“If you look at what won Best Picture, until the 1980s, most of the films were big pictures made by big studios,” says Jan-Christopher Horak, director of the UCLA Film & Television Archive. “In the olden days, popularity and how successful a film was — how much money it made and those kind of criteria — also played a role [in winning]. Today, the voters are looking for real quality.”
Professor at UCLA School of Theater, Film and Television and founder of Bull’s Eye Entertainment Tom Nunan said regardless of the recent ratings, TV biography flicks are Lifetime’s bread and butter. “If you look at the history of the network, TV movies have been the lifeblood of the channel. Also, with the vast competition that rose in quality basic cable in the 1990s with Emmy-nominated shows, Lifetime has relied on its TV biography warhorse,” Nunan told Fox News.
Why it’s raining so much in California | Mercury News
“What we’ve seen describes California’s climate. It’s a climate precipitated by extremes,” said Daniel Swain, an atmospheric researcher at UCLA. “The precipitation is driven by the presence or absence of atmospheric rivers, and right now we have an overabundance of them.
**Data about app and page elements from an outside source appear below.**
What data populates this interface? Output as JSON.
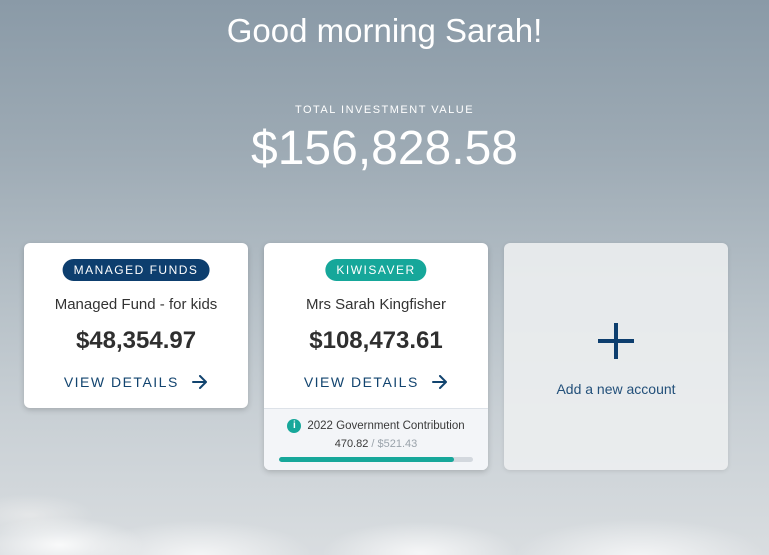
{
  "greeting": "Good morning Sarah!",
  "total": {
    "label": "TOTAL INVESTMENT VALUE",
    "value": "$156,828.58"
  },
  "accounts": [
    {
      "badge": "MANAGED FUNDS",
      "name": "Managed Fund - for kids",
      "value": "$48,354.97",
      "link_label": "VIEW DETAILS",
      "link_icon": "arrow-right-icon"
    },
    {
      "badge": "KIWISAVER",
      "name": "Mrs Sarah Kingfisher",
      "value": "$108,473.61",
      "link_label": "VIEW DETAILS",
      "link_icon": "arrow-right-icon",
      "contribution": {
        "title": "2022 Government Contribution",
        "icon": "info-icon",
        "current": "470.82",
        "separator": " / ",
        "target": "$521.43",
        "progress_fraction": 0.9
      }
    }
  ],
  "add_account": {
    "icon": "plus-icon",
    "label": "Add a new account"
  },
  "colors": {
    "navy": "#0d3e6e",
    "teal": "#16a79a",
    "link": "#12446f"
  }
}
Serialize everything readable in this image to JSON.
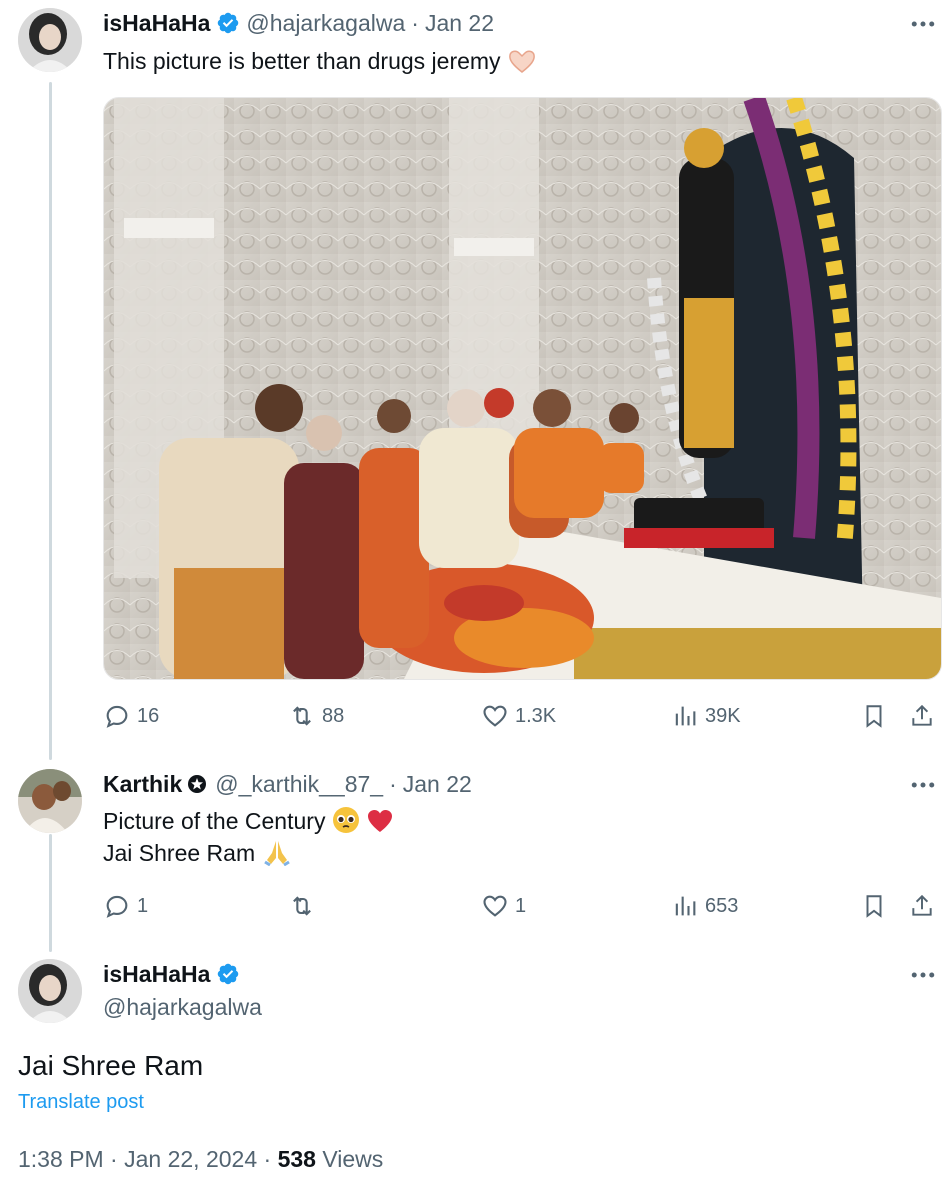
{
  "tweet1": {
    "name": "isHaHaHa",
    "handle": "@hajarkagalwa",
    "sep": "·",
    "date": "Jan 22",
    "text": "This picture is better than drugs jeremy",
    "emoji": "heart-hands",
    "stats": {
      "replies": "16",
      "reposts": "88",
      "likes": "1.3K",
      "views": "39K"
    }
  },
  "tweet2": {
    "name": "Karthik",
    "handle": "@_karthik__87_",
    "sep": "·",
    "date": "Jan 22",
    "line1": "Picture of the Century",
    "line2": "Jai Shree Ram",
    "stats": {
      "replies": "1",
      "reposts": "",
      "likes": "1",
      "views": "653"
    }
  },
  "tweet3": {
    "name": "isHaHaHa",
    "handle": "@hajarkagalwa",
    "text": "Jai Shree Ram",
    "translate": "Translate post",
    "time": "1:38 PM",
    "sep": "·",
    "date": "Jan 22, 2024",
    "sep2": "·",
    "views_count": "538",
    "views_label": "Views"
  },
  "colors": {
    "verified": "#1d9bf0",
    "muted": "#536471",
    "link": "#1d9bf0",
    "thread": "#cfd9de"
  },
  "icons": [
    "reply-icon",
    "repost-icon",
    "like-icon",
    "views-icon",
    "bookmark-icon",
    "share-icon",
    "more-icon",
    "verified-badge-icon"
  ]
}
A few too many.”
UCLA Extension shows off new Woodland Hills campus | Los Angeles Daily News
“This looks great,” said Wayne Smutz, dean of Continuing Education and UCLA Extension. “We’re anxious to serve the people in the Valley. “We have started with a broad array of courses and will later tailor the program to what the students need.”